THE PROBLEM
Copy each line from the entries that the word "Text" appears in.

DATA IN THIS EXERCISE
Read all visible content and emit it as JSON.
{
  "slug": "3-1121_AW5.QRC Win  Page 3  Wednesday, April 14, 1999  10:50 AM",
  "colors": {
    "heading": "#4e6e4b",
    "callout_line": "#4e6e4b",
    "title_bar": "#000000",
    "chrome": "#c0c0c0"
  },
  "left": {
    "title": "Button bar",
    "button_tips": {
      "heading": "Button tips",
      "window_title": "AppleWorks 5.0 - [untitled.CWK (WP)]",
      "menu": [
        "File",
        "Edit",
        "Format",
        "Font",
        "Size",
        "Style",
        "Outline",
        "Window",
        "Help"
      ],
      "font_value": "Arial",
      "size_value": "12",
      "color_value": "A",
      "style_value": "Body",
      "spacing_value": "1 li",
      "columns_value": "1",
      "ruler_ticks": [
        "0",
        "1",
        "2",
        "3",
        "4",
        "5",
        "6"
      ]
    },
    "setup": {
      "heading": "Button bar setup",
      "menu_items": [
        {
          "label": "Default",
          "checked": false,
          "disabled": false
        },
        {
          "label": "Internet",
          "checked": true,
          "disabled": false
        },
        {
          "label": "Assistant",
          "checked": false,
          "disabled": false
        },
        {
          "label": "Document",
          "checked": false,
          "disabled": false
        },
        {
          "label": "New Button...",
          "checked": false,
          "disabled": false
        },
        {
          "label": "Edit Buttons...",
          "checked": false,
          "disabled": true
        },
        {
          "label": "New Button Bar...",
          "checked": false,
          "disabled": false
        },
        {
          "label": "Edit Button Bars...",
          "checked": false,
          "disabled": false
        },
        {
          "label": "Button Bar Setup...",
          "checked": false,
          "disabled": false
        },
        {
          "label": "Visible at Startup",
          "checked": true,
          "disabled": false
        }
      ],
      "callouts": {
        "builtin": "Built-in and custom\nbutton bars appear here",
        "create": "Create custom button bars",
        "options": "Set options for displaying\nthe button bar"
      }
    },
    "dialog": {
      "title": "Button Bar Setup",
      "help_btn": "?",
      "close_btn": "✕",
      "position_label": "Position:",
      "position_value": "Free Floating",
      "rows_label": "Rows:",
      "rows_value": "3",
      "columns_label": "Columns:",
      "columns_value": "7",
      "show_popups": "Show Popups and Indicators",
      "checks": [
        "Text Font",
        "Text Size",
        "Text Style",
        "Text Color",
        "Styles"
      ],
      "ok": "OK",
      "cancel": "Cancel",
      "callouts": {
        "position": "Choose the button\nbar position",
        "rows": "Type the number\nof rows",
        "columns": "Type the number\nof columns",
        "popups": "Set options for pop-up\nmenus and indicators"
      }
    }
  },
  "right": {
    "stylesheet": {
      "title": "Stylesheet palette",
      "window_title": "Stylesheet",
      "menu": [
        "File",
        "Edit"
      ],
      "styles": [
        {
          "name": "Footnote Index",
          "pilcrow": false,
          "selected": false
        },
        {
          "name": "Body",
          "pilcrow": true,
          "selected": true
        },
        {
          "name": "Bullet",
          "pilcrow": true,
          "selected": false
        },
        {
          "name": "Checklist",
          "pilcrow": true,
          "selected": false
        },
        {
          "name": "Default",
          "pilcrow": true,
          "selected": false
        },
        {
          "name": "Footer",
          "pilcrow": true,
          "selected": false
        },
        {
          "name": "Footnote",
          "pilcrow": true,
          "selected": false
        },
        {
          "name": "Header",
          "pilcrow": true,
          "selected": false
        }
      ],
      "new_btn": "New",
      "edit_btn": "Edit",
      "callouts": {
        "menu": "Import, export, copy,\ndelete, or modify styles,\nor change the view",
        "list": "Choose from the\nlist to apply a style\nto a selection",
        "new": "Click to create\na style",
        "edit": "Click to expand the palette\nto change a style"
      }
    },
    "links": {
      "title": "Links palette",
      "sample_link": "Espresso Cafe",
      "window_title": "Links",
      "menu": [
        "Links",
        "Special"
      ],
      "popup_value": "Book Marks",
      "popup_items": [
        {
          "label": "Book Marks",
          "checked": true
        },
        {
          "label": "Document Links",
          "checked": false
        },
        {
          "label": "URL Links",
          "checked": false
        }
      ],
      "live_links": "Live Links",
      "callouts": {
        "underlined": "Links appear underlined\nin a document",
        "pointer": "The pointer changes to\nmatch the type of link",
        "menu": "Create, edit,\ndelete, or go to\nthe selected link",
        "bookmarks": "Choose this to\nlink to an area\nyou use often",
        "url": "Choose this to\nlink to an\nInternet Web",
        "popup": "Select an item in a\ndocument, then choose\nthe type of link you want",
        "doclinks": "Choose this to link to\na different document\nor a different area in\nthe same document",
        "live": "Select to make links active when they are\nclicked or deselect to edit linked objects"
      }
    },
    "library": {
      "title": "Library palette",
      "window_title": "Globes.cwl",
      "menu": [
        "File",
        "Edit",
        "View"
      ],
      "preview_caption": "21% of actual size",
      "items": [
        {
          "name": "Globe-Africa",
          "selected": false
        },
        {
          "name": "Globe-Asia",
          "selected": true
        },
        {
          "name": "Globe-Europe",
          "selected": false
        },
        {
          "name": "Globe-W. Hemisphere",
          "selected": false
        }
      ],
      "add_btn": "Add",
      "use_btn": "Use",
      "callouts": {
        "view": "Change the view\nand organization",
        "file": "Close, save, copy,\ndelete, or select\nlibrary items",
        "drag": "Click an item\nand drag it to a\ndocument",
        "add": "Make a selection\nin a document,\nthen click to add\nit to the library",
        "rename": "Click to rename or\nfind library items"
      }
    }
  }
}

ANSWER BOX
        "Text Font",
        "Text Size",
        "Text Style",
        "Text Color",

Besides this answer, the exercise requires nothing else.